Little Grey and Little White’s journey involved many challenges: before the transport, the whales underwent a strict exercise regime to help them adjust to the conditions of their home-to-be. Since their arrival in Iceland, they have been housed in pools at the sanctuary as they adjust to the new conditions. The whales moved to bayside care pools in August and have now taken their first swim out in the wider bay, the next step toward introducing them gradually into their sanctuary home.

Extensive Coral Reefs Found Off Icelandic Coast

Extensive coral reefs have been found off the southern coast of Iceland, RÚV reports. Some of these have been significantly damaged by fishing gear, but scientists are hopeful of finding intact, healthy coral in nearby areas.

Icelandic scientists have been consulting with ship captains regarding areas where coral reefs might be found around Iceland since around 2000 and have spent the intervening decades comprehensively mapping the seabed floor off the country’s coasts. In so doing, they found vast coral reefs to the south, out from Reykjanesskaga peninsula, and also to the west.

Screenshot from RÚV

“These are deep-sea coral,” explained marine biologist Steinunn Hilma Ólafsdóttir. “They prefer colder seas, are found deeper. The coral we have here around Iceland are found at a depth of 200-600 metres (656-1,968ft) and are, in reality, the same type of coral, stony coral [Scleractinia]. But these corals here around Iceland are carnivores, they don’t utilise sunlight like the corals in Australia do.”

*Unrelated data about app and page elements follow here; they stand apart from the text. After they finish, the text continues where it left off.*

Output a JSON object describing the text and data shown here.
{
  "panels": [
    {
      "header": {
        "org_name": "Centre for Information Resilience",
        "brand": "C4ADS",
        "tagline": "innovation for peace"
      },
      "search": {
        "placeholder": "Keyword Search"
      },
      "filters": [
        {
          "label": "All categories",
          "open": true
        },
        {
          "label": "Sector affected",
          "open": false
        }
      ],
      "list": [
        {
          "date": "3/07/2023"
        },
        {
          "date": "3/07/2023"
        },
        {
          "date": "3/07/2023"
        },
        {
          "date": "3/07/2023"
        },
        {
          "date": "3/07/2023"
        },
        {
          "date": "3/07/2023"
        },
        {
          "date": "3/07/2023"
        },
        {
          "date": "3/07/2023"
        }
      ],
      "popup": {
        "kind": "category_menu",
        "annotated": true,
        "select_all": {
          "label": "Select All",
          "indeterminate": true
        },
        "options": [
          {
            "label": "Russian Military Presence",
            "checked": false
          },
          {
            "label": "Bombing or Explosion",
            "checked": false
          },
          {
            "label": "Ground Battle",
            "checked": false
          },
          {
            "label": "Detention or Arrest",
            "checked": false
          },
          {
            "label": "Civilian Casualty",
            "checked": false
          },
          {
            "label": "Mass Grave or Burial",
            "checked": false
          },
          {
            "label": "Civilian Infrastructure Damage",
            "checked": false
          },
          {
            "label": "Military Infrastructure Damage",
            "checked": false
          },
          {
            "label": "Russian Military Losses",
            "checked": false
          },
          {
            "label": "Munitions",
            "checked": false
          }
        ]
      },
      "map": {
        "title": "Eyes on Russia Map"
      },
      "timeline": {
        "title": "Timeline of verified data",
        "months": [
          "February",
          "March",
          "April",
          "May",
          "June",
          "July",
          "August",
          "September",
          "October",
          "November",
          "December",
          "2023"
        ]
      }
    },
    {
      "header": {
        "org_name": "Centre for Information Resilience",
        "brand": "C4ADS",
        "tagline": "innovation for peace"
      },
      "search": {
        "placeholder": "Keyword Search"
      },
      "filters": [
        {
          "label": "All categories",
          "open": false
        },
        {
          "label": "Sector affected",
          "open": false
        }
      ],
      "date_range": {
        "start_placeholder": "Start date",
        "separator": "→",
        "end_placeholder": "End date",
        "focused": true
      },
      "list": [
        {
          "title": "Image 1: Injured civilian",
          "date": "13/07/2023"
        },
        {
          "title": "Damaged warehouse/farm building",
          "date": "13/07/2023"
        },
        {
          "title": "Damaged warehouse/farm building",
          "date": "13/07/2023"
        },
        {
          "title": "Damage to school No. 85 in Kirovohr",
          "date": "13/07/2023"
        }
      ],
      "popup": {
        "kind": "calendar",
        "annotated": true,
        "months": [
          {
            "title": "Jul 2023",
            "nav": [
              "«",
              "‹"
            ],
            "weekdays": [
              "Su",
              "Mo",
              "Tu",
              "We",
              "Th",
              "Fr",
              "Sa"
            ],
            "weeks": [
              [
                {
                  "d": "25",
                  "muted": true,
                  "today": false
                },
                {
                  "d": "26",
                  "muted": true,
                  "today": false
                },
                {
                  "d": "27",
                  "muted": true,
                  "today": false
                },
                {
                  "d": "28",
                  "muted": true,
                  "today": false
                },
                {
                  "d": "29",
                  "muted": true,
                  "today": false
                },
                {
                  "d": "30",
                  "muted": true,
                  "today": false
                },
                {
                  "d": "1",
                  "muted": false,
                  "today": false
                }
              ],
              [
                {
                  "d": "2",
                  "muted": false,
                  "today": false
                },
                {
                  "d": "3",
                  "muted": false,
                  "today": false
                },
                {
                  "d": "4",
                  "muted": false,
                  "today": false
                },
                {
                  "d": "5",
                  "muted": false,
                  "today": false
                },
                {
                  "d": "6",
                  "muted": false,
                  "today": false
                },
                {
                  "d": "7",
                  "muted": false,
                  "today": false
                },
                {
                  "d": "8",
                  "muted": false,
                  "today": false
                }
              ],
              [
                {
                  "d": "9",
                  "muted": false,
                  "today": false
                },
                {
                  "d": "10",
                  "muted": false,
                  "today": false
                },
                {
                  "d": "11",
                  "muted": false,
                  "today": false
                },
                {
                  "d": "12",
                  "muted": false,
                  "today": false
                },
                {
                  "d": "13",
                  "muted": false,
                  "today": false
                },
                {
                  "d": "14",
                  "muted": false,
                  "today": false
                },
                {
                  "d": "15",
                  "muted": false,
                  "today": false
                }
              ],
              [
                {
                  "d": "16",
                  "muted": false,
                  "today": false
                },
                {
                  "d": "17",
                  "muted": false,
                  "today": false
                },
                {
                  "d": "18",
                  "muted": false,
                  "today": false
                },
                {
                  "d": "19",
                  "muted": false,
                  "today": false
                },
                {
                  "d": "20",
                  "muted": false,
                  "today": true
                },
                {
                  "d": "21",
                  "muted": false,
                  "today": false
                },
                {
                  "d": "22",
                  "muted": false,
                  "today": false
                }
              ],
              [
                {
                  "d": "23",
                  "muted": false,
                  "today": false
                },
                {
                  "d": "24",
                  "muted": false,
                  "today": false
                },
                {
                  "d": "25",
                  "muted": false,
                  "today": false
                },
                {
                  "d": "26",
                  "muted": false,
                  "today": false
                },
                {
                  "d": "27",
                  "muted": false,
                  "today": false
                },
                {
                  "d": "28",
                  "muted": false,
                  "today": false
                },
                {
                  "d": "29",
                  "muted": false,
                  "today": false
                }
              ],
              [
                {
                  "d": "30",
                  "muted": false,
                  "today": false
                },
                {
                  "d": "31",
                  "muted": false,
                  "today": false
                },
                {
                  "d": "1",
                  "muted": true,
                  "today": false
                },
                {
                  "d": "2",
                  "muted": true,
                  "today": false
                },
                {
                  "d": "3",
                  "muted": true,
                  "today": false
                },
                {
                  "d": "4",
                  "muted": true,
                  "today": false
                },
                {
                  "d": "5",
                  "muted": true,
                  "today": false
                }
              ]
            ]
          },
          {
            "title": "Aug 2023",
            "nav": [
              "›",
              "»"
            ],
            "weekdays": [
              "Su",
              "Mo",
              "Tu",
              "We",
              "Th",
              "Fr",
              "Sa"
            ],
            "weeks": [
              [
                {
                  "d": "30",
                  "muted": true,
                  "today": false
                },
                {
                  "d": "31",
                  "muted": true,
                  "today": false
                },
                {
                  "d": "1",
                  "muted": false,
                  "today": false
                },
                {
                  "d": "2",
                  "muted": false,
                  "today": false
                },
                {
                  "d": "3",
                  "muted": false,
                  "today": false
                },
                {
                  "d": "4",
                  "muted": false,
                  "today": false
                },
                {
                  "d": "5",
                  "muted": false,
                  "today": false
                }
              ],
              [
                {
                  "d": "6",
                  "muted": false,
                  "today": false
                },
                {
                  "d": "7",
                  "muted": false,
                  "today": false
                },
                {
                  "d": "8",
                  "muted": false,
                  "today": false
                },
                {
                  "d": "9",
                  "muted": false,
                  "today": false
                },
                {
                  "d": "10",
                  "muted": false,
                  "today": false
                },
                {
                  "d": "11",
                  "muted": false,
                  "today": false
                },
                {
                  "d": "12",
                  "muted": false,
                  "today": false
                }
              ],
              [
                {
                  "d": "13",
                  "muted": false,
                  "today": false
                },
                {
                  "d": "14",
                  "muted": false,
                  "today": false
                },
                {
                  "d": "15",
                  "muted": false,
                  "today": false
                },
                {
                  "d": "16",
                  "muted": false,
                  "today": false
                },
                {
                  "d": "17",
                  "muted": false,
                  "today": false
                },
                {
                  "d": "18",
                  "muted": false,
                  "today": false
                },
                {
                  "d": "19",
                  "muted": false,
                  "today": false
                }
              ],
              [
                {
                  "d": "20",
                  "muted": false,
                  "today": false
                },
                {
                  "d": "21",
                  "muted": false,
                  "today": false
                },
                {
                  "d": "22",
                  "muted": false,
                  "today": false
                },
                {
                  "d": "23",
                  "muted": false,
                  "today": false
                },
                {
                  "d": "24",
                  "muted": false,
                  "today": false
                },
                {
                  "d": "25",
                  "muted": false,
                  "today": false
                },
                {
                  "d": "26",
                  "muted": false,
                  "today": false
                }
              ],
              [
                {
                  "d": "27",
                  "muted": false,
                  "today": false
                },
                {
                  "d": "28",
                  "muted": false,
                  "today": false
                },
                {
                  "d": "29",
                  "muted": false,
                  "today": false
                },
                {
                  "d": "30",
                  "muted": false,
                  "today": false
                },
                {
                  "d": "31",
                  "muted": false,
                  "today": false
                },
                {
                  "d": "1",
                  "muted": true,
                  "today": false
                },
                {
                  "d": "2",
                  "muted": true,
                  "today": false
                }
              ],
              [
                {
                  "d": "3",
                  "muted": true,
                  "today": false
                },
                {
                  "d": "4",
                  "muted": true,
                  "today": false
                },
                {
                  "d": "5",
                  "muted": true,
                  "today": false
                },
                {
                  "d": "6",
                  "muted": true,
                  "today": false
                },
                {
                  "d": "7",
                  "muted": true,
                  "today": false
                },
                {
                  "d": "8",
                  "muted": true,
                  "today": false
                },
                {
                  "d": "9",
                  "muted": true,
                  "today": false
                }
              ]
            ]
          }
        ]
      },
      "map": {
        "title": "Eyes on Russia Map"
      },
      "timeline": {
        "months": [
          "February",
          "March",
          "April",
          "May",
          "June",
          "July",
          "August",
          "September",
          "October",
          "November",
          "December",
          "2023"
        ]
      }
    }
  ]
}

Australia’s Great Barrier Reef has been subject to significant damage due to rising sea temperatures, which is not currently thought to be a risk for coral reefs around Iceland. Instead, the local reefs have to face an entirely different problem: damage from fishing gear. Some fishing grounds around coral reef beds have been closed in order to protect them and, with luck, continued seabed mapping will help scientists better identify areas where coral reefs are prevalent.

Screenshot from RÚV

“We’ve seen areas that are ruined, if you can put it that way,” remarked Steinunn Hilma. “Completely destroyed because they’re located in fishing grounds. But we’ve also since seen coral areas that are incredibly beautiful – large and expansive coral areas with big coral reefs.”